Local communities play a vital role in atoll reef conservation. By involving them in monitoring and management efforts, we can ensure these unique ecosystems continue to thrive for generations to come.
Atoll reefs are truly remarkable ecosystems, providing habitat for a wealth of marine life and offering breathtaking views for visitors. However, these fragile environments face numerous threats, from climate change to overfishing. By promoting sustainable tourism, supporting conservation efforts, and engaging local communities, we can help preserve these natural wonders for future generations.
What is an atoll reef?
An atoll reef is a ring-shaped coral reef that encircles a central lagoon. They are formed through a complex process involving coral growth, sea-level changes, and the subsidence of volcanic islands.
Where can atoll reefs be found?
Atoll reefs can be found in tropical oceans around the world, with notable examples in the Indian Ocean, Pacific Ocean, and Caribbean.
Why are atoll reefs important for marine conservation?
Atoll reefs are biodiversity hotspots, supporting a wide variety of marine species. They also provide essential habitat and nursery grounds, contribute to ocean health, and serve as indicators of climate change.
What are the main threats to atoll reefs?
The main threats to atoll reefs include coral bleaching, ocean acidification, and overfishing. Human activities, such as tourism and coastal development, can also have negative impacts on these fragile ecosystems.

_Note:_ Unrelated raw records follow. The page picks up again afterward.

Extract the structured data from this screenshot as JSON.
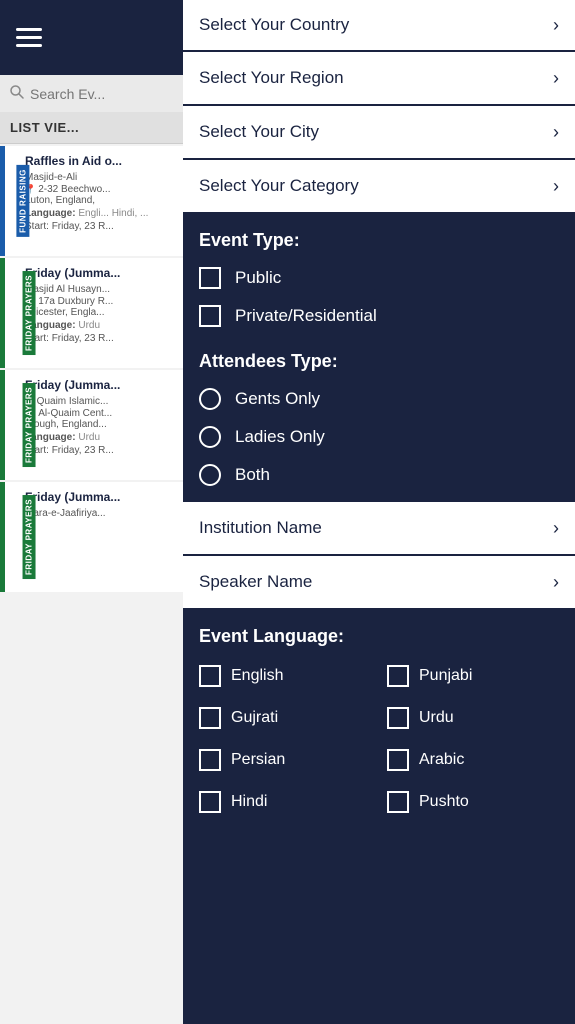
{
  "leftPanel": {
    "searchPlaceholder": "Search Ev...",
    "listViewHeader": "LIST VIE...",
    "events": [
      {
        "id": "e1",
        "title": "Raffles in Aid o...",
        "venue": "Masjid-e-Ali",
        "address": "2-32 Beechwo...",
        "city": "Luton, England,",
        "languageLabel": "Language:",
        "language": "Engli... Hindi, ...",
        "startLabel": "Start:",
        "start": "Friday, 23 R...",
        "category": "FUND RAISING",
        "categoryClass": "fundraising"
      },
      {
        "id": "e2",
        "title": "Friday (Jumma...",
        "venue": "Masjid Al Husayn...",
        "address": "17a Duxbury R...",
        "city": "Leicester, Engla...",
        "languageLabel": "Language:",
        "language": "Urdu",
        "startLabel": "Start:",
        "start": "Friday, 23 R...",
        "category": "FRIDAY PRAYERS",
        "categoryClass": "friday1"
      },
      {
        "id": "e3",
        "title": "Friday (Jumma...",
        "venue": "Al Quaim Islamic...",
        "address": "Al-Quaim Cent...",
        "city": "Slough, England...",
        "languageLabel": "Language:",
        "language": "Urdu",
        "startLabel": "Start:",
        "start": "Friday, 23 R...",
        "category": "FRIDAY PRAYERS",
        "categoryClass": "friday2"
      },
      {
        "id": "e4",
        "title": "Friday (Jumma...",
        "venue": "Idara-e-Jaafiriya...",
        "address": "",
        "city": "",
        "languageLabel": "",
        "language": "",
        "startLabel": "",
        "start": "",
        "category": "FRIDAY PRAYERS",
        "categoryClass": "friday3"
      }
    ]
  },
  "filterPanel": {
    "selectCountryLabel": "Select Your Country",
    "selectRegionLabel": "Select Your Region",
    "selectCityLabel": "Select Your City",
    "selectCategoryLabel": "Select Your Category",
    "eventTypeHeader": "Event Type:",
    "eventTypes": [
      {
        "id": "et1",
        "label": "Public",
        "checked": false
      },
      {
        "id": "et2",
        "label": "Private/Residential",
        "checked": false
      }
    ],
    "attendeesTypeHeader": "Attendees Type:",
    "attendeesTypes": [
      {
        "id": "at1",
        "label": "Gents Only",
        "selected": false
      },
      {
        "id": "at2",
        "label": "Ladies Only",
        "selected": false
      },
      {
        "id": "at3",
        "label": "Both",
        "selected": false
      }
    ],
    "institutionNameLabel": "Institution Name",
    "speakerNameLabel": "Speaker Name",
    "eventLanguageHeader": "Event Language:",
    "languages": [
      {
        "id": "l1",
        "label": "English",
        "checked": false
      },
      {
        "id": "l2",
        "label": "Punjabi",
        "checked": false
      },
      {
        "id": "l3",
        "label": "Gujrati",
        "checked": false
      },
      {
        "id": "l4",
        "label": "Urdu",
        "checked": false
      },
      {
        "id": "l5",
        "label": "Persian",
        "checked": false
      },
      {
        "id": "l6",
        "label": "Arabic",
        "checked": false
      },
      {
        "id": "l7",
        "label": "Hindi",
        "checked": false
      },
      {
        "id": "l8",
        "label": "Pushto",
        "checked": false
      }
    ]
  },
  "icons": {
    "chevron": "›",
    "locationPin": "📍",
    "search": "🔍"
  }
}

How can we help protect and restore atoll reefs?
We can help protect and restore atoll reefs through a combination of approaches, including establishing marine protected areas, promoting sustainable tourism and ecotourism, supporting coral transplantation efforts, and engaging local communities in conservation initiatives.